*Exercise objective*. Without pictures, repeat the lines of the entries from the one containing "What's the underlying" through the last, both ends included, and nothing else.

Collected data:
____________________
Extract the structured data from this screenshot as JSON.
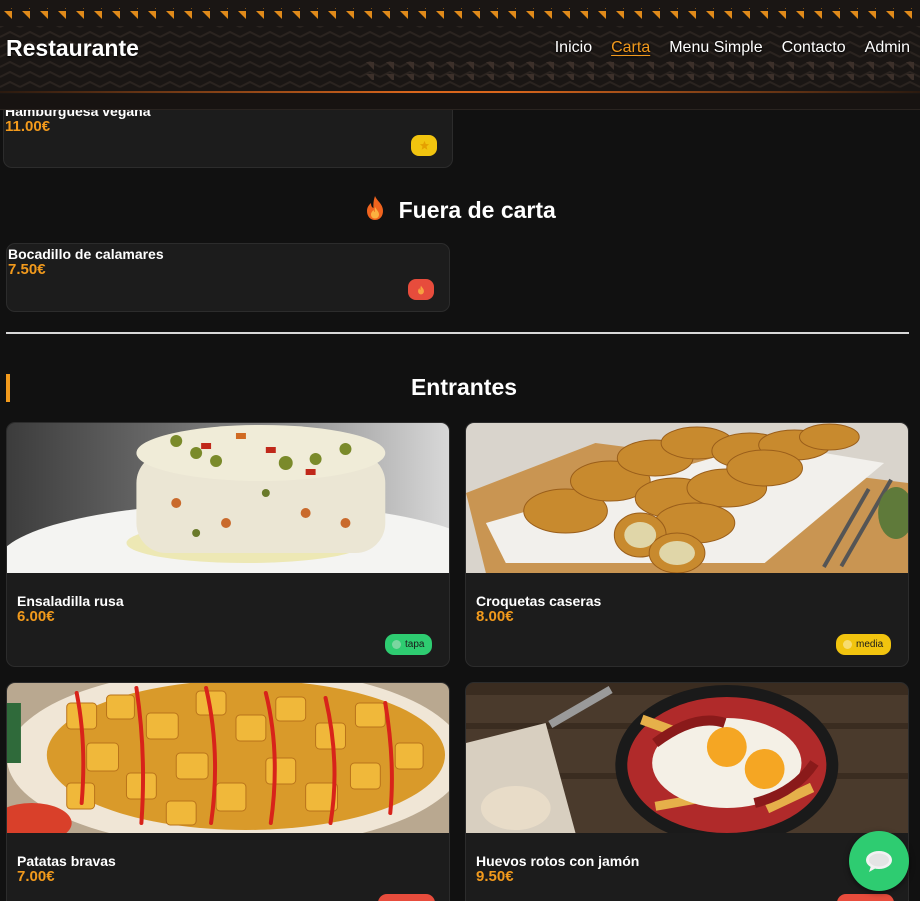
{
  "header": {
    "brand": "Restaurante",
    "nav": [
      {
        "label": "Inicio",
        "active": false
      },
      {
        "label": "Carta",
        "active": true
      },
      {
        "label": "Menu Simple",
        "active": false
      },
      {
        "label": "Contacto",
        "active": false
      },
      {
        "label": "Admin",
        "active": false
      }
    ]
  },
  "partial_card": {
    "name": "Hamburguesa vegana",
    "price": "11.00€",
    "badge_icon": "star-icon",
    "badge_color": "#f1c40f"
  },
  "fuera_de_carta": {
    "title": "Fuera de carta",
    "icon": "flame-icon",
    "items": [
      {
        "name": "Bocadillo de calamares",
        "price": "7.50€",
        "badge_icon": "flame-icon",
        "badge_color": "#e74c3c"
      }
    ]
  },
  "entrantes": {
    "title": "Entrantes",
    "items": [
      {
        "name": "Ensaladilla rusa",
        "price": "6.00€",
        "badge": "tapa",
        "badge_color": "#2ecc71",
        "photo": "ensaladilla-photo"
      },
      {
        "name": "Croquetas caseras",
        "price": "8.00€",
        "badge": "media",
        "badge_color": "#f1c40f",
        "photo": "croquetas-photo"
      },
      {
        "name": "Patatas bravas",
        "price": "7.00€",
        "badge_color": "#e74c3c",
        "photo": "patatas-photo"
      },
      {
        "name": "Huevos rotos con jamón",
        "price": "9.50€",
        "badge_color": "#e74c3c",
        "photo": "huevos-photo"
      }
    ]
  },
  "chat_button": {
    "icon": "chat-bubble-icon",
    "color": "#2ecc71"
  }
}
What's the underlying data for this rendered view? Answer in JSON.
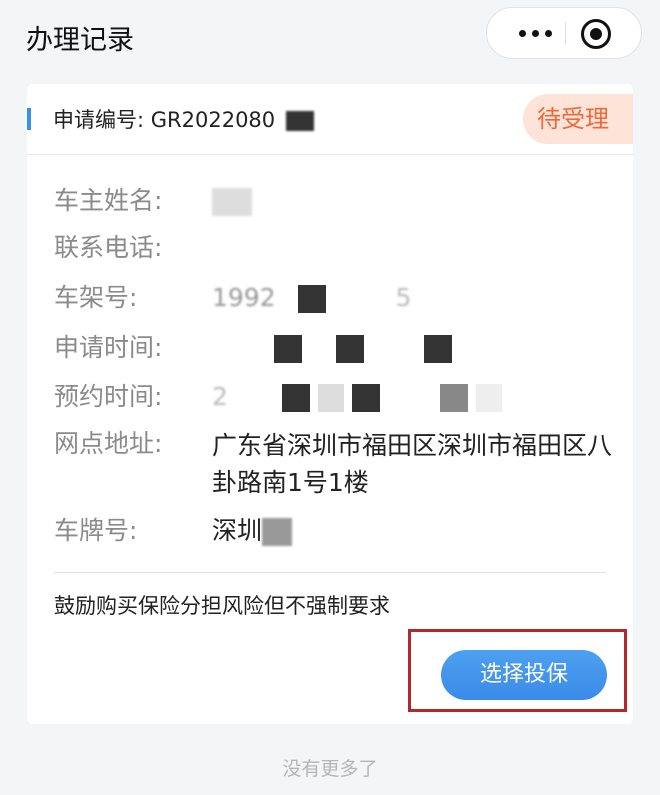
{
  "header": {
    "title": "办理记录"
  },
  "record": {
    "app_no_label": "申请编号:",
    "app_no_value": "GR2022080",
    "status": "待受理",
    "fields": [
      {
        "label": "车主姓名:",
        "value": ""
      },
      {
        "label": "联系电话:",
        "value": ""
      },
      {
        "label": "车架号:",
        "value": "1992",
        "value_suffix": "5"
      },
      {
        "label": "申请时间:",
        "value": ""
      },
      {
        "label": "预约时间:",
        "value": "2"
      },
      {
        "label": "网点地址:",
        "value": "广东省深圳市福田区深圳市福田区八卦路南1号1楼"
      },
      {
        "label": "车牌号:",
        "value": "深圳"
      }
    ],
    "note": "鼓励购买保险分担风险但不强制要求",
    "action_label": "选择投保"
  },
  "footer": {
    "text": "没有更多了"
  },
  "colors": {
    "accent": "#3d8fea",
    "status_bg": "#fde3d8",
    "status_text": "#ec6a3a",
    "highlight_box": "#b2282c"
  }
}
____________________
*Solution*.
What's the underlying data for this rendered view? Answer in JSON.
{
  "header": {
    "title": "办理记录"
  },
  "record": {
    "app_no_label": "申请编号:",
    "app_no_value": "GR2022080",
    "status": "待受理",
    "fields": [
      {
        "label": "车主姓名:",
        "value": ""
      },
      {
        "label": "联系电话:",
        "value": ""
      },
      {
        "label": "车架号:",
        "value": "1992",
        "value_suffix": "5"
      },
      {
        "label": "申请时间:",
        "value": ""
      },
      {
        "label": "预约时间:",
        "value": "2"
      },
      {
        "label": "网点地址:",
        "value": "广东省深圳市福田区深圳市福田区八卦路南1号1楼"
      },
      {
        "label": "车牌号:",
        "value": "深圳"
      }
    ],
    "note": "鼓励购买保险分担风险但不强制要求",
    "action_label": "选择投保"
  },
  "footer": {
    "text": "没有更多了"
  },
  "colors": {
    "accent": "#3d8fea",
    "status_bg": "#fde3d8",
    "status_text": "#ec6a3a",
    "highlight_box": "#b2282c"
  }
}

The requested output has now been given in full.